**What to work on:** Go through the data and copy each line where the string "Löschen" appears.

**Data for the task:**
________________

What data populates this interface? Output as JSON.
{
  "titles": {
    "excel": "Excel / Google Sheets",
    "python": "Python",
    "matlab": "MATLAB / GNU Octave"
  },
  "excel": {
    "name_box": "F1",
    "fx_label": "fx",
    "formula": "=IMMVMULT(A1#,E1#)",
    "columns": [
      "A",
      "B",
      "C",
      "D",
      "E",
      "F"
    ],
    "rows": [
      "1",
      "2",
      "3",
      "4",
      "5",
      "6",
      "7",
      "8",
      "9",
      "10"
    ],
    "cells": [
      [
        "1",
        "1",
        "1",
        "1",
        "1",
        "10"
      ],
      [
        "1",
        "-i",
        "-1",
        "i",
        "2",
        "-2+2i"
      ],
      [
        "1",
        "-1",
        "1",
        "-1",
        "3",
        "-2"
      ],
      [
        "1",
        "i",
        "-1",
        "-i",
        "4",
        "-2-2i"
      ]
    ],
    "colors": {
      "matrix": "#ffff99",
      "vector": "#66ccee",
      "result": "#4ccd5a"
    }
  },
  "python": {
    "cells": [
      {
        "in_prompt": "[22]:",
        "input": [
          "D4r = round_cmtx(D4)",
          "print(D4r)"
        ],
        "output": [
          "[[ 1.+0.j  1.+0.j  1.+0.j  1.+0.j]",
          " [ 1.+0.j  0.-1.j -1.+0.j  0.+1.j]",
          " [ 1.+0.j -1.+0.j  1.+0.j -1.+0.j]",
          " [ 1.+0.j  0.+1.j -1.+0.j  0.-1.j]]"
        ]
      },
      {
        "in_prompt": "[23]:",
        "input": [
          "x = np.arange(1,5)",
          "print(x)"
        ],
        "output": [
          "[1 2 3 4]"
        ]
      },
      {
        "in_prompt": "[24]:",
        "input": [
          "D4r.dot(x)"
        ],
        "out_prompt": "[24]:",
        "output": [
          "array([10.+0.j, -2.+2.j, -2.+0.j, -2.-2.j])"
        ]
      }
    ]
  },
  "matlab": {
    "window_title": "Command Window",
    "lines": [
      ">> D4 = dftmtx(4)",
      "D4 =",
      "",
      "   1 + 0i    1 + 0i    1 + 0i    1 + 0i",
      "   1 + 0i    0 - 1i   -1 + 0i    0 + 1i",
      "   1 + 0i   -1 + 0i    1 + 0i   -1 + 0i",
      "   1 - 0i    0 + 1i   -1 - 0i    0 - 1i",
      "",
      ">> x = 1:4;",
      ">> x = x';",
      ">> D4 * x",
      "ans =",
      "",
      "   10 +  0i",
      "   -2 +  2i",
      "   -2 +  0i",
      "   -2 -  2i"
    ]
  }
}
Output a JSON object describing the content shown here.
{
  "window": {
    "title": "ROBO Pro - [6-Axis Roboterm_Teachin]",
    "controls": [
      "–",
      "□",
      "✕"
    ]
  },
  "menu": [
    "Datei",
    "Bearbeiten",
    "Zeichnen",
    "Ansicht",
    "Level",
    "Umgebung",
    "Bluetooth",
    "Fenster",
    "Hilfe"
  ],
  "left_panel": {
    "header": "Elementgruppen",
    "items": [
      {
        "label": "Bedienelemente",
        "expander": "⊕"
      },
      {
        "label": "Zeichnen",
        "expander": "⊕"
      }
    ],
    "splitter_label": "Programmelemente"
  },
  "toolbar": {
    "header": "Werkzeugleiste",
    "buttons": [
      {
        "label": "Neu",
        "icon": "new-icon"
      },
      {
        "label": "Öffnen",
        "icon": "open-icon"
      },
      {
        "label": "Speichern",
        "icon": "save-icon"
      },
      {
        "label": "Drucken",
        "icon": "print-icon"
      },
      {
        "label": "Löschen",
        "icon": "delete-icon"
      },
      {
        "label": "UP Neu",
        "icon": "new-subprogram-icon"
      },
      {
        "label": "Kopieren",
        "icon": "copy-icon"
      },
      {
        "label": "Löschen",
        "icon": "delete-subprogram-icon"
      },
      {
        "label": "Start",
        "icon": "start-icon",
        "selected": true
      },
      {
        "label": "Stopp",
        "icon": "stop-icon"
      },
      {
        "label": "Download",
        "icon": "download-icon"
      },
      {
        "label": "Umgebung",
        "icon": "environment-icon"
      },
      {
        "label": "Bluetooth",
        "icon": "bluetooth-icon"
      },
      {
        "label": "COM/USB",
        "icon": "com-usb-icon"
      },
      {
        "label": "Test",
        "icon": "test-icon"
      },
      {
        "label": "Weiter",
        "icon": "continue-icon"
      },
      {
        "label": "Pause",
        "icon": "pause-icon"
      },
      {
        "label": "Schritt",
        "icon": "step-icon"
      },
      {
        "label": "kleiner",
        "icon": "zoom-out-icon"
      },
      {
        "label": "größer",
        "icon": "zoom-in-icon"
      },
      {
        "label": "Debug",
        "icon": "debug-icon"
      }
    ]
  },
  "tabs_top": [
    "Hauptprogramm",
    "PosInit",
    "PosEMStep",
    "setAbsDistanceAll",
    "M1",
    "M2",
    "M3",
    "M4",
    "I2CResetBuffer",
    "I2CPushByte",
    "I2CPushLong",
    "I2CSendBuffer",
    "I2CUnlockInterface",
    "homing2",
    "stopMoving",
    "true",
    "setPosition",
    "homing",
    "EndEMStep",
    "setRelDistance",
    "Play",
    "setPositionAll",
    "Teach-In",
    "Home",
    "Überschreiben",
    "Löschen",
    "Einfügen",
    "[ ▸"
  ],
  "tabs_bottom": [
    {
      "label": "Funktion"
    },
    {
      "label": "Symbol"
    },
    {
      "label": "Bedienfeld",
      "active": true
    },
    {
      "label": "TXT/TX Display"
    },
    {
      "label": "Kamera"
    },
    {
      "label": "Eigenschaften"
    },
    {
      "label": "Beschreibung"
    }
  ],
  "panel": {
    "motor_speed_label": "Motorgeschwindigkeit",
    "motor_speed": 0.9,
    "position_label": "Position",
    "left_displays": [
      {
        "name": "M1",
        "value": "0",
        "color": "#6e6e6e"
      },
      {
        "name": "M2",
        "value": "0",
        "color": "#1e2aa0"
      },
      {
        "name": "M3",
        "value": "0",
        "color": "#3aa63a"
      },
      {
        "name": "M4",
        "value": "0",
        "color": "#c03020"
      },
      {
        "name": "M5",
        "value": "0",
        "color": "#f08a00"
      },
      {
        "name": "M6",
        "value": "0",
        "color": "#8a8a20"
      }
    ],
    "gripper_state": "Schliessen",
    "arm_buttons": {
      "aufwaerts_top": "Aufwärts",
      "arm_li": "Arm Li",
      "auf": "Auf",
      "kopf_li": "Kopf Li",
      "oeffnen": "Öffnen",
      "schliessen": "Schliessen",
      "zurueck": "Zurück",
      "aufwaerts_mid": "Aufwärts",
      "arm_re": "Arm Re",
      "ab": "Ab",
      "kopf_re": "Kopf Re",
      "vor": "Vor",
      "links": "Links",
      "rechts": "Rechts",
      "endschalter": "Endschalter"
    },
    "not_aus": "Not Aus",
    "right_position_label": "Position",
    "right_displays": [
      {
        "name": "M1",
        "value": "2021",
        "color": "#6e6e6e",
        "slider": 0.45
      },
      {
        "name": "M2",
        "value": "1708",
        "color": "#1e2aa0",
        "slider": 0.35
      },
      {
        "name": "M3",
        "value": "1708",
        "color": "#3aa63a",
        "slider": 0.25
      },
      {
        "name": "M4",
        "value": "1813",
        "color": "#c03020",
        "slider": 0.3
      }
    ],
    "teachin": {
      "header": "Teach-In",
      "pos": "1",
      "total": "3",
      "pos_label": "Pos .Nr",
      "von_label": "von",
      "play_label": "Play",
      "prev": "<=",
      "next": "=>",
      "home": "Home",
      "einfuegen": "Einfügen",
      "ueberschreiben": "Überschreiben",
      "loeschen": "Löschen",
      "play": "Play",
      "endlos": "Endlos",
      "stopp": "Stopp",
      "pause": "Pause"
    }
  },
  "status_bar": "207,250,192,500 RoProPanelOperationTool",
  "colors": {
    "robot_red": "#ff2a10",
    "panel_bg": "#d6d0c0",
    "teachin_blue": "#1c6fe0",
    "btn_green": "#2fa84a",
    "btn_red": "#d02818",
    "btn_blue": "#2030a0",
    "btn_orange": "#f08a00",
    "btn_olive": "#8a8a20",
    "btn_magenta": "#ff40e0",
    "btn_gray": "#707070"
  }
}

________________

**Solution to the exercise:**
        "label": "Löschen",
        "label": "Löschen",
    "Löschen",
      "loeschen": "Löschen",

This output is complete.